some families, secrets fester and build negativity and resentment for those who have experienced traumatic situations. In the face of all of this, there’s one sure path to joy. It may be a cliché, but the trick is learning to become your own best friend.

Love yourself. It’s easy to say, but what does it really mean? First, stop beating yourself up for any imperfections. Focus on what you do well, and acknowledge one of your positive traits each day.

Avoid seeing crises as insurmountable problems. You can’t change the fact that highly stressful events happen, but you can change how you interpret and respond to these events. Take a deep breath; step back from the panic. Try not to overreact or obsess on the problem. Look at things carefully. In most cases, once we become calm, we realize things are not as bad as they seem.

Eliminate negative influences from your life! Decide to surround yourself with positive people and positive programming. If you are stuck in a toxic relationship or a job you can’t leave, avoid internalizing negative cues from your environment. Find other sources of happiness.

Enjoy life. Pamper yourself, hang with good friends and engage in activities that energize, inspire and uplift you. Try to find a reason to laugh out loud every day.

Commit to adding balance to your life. Learn to integrate work and play when possible and treat your body with respect.

Be aware of personal strengths. Take an inventory of your strengths, consider, “When am I at my best?” “What am I usually doing, and how does it make me feel?” Continue to cultivate your best attributes that make you feel confident, and incorporate these into your daily life as much as you can.

Free yourself from “shoulds.” Live your life on the basis of what is possible for you and what feels right to you instead of what you or others think you should do. Don’t let other people distract you from identifying and fulfilling your own needs, abilities, interests and personal goals.

Don’t be afraid to put yourself first. This is not being selfish; it’s basic self-care. Recognize and take care of your own needs and wants first. Identify what really fulfills you — not just immediate gratification. Respecting your deeper needs will increase your sense of worth and well-being.

Set achievable goals. Establish goals on the basis of what you can realistically achieve, and then work step by step to develop your potential.

Experience success. Seek out and put yourself in situations in which the probability of success is high. Look for projects that stretch — but don’t overwhelm — your abilities. Imagine yourself succeeding. Whatever you accomplish, let yourself acknowledge and experience success and good feelings about it.

Risk happiness.
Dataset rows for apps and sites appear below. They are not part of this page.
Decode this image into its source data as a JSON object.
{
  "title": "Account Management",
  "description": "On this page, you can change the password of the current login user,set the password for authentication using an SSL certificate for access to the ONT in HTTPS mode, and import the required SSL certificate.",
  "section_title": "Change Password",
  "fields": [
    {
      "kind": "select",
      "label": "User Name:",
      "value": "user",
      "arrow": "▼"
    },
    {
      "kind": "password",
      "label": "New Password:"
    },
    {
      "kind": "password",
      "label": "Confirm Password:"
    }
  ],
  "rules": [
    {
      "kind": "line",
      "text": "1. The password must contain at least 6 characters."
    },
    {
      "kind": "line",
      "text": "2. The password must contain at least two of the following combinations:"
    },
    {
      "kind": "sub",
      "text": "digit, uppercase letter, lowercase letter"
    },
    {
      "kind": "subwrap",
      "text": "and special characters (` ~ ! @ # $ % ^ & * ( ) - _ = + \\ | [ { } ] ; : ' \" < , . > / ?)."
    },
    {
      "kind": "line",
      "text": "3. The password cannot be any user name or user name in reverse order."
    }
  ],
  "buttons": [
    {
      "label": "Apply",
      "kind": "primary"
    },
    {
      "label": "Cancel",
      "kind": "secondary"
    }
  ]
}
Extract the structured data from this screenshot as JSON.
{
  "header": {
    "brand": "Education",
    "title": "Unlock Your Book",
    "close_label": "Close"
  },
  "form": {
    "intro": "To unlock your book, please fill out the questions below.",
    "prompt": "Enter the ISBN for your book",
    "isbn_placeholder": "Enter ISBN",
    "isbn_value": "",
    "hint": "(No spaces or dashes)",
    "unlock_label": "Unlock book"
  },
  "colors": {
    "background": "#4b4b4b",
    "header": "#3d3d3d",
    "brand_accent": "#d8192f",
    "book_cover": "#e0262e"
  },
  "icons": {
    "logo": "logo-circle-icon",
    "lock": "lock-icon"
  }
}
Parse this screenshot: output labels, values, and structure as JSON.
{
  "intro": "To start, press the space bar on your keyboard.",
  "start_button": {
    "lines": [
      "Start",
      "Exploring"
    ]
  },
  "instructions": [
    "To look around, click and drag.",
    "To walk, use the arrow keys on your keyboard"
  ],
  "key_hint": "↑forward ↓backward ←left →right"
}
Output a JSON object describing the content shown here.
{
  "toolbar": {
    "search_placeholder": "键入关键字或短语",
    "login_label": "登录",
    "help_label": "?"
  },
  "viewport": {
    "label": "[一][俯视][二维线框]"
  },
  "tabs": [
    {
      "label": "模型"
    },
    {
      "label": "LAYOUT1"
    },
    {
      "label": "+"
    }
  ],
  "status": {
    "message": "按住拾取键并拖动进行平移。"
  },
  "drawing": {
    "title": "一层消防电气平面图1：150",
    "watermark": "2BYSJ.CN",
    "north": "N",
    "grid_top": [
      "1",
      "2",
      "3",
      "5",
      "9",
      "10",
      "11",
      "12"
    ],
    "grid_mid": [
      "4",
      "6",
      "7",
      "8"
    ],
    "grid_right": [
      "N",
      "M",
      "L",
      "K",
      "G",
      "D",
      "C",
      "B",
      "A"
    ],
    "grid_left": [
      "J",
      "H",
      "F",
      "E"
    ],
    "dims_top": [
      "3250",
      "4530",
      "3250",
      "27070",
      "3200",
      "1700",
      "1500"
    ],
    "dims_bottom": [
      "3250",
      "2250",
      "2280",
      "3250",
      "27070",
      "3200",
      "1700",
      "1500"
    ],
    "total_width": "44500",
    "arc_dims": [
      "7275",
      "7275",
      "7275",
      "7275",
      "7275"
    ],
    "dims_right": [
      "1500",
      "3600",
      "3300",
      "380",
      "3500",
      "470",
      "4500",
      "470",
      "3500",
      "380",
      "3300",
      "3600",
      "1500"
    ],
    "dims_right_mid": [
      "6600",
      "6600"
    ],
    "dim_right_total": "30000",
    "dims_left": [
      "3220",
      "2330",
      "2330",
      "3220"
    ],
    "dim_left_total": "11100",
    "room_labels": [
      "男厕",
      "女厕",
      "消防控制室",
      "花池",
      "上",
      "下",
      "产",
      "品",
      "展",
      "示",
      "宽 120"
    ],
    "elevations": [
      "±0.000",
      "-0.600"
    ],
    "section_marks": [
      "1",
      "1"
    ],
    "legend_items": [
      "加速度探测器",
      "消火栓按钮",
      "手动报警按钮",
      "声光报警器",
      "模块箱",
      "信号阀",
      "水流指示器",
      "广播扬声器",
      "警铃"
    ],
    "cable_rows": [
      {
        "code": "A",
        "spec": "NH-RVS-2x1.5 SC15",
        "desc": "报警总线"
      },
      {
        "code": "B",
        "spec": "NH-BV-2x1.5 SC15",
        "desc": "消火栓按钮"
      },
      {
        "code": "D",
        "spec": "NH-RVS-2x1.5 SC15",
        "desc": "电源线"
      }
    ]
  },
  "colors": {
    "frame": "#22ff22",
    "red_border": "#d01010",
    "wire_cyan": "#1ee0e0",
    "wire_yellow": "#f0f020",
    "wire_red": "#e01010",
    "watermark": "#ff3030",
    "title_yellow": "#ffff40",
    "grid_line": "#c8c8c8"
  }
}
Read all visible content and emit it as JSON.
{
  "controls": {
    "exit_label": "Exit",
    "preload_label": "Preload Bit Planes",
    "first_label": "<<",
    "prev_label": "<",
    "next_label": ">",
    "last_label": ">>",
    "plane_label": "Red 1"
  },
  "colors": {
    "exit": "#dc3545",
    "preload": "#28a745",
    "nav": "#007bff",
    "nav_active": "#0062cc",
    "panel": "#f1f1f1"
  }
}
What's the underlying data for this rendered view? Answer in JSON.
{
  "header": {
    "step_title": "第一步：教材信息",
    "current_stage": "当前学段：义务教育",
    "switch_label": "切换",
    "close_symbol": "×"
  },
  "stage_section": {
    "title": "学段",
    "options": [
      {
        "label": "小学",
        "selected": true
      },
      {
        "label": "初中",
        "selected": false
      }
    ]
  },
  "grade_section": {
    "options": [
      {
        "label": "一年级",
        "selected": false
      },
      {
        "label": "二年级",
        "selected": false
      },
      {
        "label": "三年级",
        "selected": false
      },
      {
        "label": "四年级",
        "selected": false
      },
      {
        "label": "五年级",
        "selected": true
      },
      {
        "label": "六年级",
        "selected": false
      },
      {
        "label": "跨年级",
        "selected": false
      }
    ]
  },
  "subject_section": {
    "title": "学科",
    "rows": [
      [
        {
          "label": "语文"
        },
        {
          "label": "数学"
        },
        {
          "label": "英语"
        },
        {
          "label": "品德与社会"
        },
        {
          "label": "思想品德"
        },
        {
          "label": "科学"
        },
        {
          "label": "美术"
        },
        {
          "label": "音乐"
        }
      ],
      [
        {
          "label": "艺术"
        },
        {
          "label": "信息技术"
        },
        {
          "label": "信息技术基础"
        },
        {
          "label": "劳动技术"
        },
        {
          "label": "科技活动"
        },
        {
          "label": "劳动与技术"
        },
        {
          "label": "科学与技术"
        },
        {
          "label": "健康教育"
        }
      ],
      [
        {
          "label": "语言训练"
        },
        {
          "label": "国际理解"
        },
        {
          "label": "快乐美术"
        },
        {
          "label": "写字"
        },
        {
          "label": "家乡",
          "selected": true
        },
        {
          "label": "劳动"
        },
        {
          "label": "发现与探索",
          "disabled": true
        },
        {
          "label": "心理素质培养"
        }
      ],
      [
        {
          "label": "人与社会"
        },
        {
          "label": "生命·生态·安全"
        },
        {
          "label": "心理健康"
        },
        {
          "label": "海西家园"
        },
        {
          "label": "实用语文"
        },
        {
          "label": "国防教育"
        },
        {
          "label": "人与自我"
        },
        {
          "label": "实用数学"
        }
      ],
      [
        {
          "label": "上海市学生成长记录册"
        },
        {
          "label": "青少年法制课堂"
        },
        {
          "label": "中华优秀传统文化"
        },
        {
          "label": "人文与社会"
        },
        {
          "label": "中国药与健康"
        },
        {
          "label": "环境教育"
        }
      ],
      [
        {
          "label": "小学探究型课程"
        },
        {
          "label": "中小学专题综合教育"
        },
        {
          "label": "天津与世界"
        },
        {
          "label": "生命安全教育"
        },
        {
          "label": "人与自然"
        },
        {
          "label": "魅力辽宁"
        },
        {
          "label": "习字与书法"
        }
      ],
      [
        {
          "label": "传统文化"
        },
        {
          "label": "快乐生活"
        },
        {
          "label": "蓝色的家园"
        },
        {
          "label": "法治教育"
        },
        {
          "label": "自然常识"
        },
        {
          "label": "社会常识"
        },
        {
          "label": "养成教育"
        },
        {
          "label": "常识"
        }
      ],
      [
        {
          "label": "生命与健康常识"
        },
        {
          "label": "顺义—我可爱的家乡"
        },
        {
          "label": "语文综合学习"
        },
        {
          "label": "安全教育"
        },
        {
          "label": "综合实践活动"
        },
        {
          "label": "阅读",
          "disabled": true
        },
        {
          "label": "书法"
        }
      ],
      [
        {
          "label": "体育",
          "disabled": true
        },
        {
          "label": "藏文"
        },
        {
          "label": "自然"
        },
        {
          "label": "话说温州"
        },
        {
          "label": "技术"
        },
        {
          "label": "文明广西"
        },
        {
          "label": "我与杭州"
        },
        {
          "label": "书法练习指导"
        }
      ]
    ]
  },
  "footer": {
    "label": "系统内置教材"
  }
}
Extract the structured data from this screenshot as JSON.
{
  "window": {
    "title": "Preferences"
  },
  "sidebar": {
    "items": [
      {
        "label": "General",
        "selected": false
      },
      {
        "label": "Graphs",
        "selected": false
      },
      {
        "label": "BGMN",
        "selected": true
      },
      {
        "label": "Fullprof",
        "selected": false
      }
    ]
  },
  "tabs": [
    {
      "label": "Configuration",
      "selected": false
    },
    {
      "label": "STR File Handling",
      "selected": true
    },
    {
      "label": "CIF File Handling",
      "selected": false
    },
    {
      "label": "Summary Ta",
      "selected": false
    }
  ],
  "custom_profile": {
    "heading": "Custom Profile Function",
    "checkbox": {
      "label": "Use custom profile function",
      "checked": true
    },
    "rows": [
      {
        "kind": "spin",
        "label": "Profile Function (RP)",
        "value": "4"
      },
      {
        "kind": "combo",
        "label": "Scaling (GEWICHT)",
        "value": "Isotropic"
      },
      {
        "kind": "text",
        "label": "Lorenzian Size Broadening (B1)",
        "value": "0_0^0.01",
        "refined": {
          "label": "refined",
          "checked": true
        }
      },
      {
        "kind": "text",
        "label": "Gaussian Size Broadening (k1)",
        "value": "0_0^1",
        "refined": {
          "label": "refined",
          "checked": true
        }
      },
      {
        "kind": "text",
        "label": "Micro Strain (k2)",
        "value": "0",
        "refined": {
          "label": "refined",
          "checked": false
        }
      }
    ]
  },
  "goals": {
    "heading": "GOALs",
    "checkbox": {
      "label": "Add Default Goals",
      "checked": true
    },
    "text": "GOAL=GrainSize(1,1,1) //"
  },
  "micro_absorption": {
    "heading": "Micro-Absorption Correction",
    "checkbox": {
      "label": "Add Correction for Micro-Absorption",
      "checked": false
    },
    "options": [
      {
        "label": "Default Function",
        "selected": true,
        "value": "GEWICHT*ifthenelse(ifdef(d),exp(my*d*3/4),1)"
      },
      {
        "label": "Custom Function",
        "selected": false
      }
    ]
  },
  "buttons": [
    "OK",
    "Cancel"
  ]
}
New experiences are learning experiences, which can build self-confidence. Expect to make mistakes as part of the process; don’t be disappointed if you don’t do it perfectly. Feel good about trying something new, making progress and increasing your competence.

Solve problems. Don’t avoid problems. Face them and identify ways to cope.

Get help when you need it. Don’t fall prey to cultural taboos against seeking mental-health care. Seeking care from a psychologist or psychiatrist is a great first step to addressing mental and emotional problems head on.